Open Access This article is licensed under a Creative Commons Attribution 4.0 International License, which permits use, sharing, adaptation, distribution and reproduction in any medium or format, as long as you give appropriate credit to the original author(s) and the source, provide a link to the Creative Commons license, and indicate if changes were made. The images or other third party material in this article are included in the article’s Creative Commons license, unless indicated otherwise in a credit line to the material. If material is not included in the article’s Creative Commons license and your intended use is not permitted by statutory regulation or exceeds the permitted use, you will need to obtain permission directly from the copyright holder. To view a copy of this license, visit

Reprints and Permissions

About this article

Verify currency and authenticity via CrossMark

Cite this article

Monazzam, A., Lau, J., Velikyan, I. et al. Increased Expression of GLP-1R in Proliferating Islets of Men1 Mice is Detectable by [68Ga]Ga-DO3A-VS-Cys40-Exendin-4 /PET. Sci Rep 8, 748 (2018).

Download citation


By submitting a comment you agree to abide by our Terms and Community Guidelines.
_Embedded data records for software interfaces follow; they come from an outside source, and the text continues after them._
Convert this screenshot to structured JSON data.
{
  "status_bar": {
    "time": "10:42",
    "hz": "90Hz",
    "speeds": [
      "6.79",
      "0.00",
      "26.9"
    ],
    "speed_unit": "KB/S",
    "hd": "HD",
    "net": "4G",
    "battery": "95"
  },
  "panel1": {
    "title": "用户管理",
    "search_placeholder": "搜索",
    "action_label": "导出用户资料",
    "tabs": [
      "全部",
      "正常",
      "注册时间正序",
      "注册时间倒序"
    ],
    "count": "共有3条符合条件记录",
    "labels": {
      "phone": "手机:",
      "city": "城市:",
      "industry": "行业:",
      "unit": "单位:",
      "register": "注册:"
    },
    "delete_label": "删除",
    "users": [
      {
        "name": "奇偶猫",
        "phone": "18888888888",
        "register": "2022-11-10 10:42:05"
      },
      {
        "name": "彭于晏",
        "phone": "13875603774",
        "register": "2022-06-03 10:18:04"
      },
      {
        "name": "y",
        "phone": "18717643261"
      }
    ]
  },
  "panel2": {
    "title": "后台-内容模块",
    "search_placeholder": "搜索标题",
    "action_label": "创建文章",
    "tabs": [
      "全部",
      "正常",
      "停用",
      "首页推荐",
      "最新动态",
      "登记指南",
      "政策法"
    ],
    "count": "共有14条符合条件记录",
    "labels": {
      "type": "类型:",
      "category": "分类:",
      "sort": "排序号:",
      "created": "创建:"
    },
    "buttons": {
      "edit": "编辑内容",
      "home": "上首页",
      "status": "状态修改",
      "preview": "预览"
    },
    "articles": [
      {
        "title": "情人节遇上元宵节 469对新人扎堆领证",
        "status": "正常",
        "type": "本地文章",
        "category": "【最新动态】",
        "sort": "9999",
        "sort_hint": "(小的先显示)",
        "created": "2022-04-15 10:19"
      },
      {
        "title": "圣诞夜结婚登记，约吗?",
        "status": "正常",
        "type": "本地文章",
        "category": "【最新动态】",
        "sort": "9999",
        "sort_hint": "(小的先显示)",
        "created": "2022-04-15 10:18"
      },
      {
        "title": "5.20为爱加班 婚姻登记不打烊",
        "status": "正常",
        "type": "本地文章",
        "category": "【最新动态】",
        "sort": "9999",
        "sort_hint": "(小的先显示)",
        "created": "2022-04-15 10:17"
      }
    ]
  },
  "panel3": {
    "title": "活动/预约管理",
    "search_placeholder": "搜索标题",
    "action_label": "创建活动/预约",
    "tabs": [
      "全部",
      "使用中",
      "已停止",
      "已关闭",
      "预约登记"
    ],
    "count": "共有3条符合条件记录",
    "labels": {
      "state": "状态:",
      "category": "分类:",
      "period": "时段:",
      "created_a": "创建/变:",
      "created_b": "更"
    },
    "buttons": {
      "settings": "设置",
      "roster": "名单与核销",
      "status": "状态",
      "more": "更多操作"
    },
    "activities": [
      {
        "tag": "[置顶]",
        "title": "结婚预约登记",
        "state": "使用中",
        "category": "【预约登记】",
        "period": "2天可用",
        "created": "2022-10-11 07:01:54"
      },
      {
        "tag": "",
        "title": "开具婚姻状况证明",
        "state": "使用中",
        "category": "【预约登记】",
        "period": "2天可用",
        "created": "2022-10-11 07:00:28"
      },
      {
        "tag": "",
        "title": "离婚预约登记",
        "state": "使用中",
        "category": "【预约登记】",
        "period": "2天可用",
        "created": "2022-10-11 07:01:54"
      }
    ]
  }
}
If you find something abusive or that does not comply with our terms or guidelines please flag it as inappropriate.


Quick links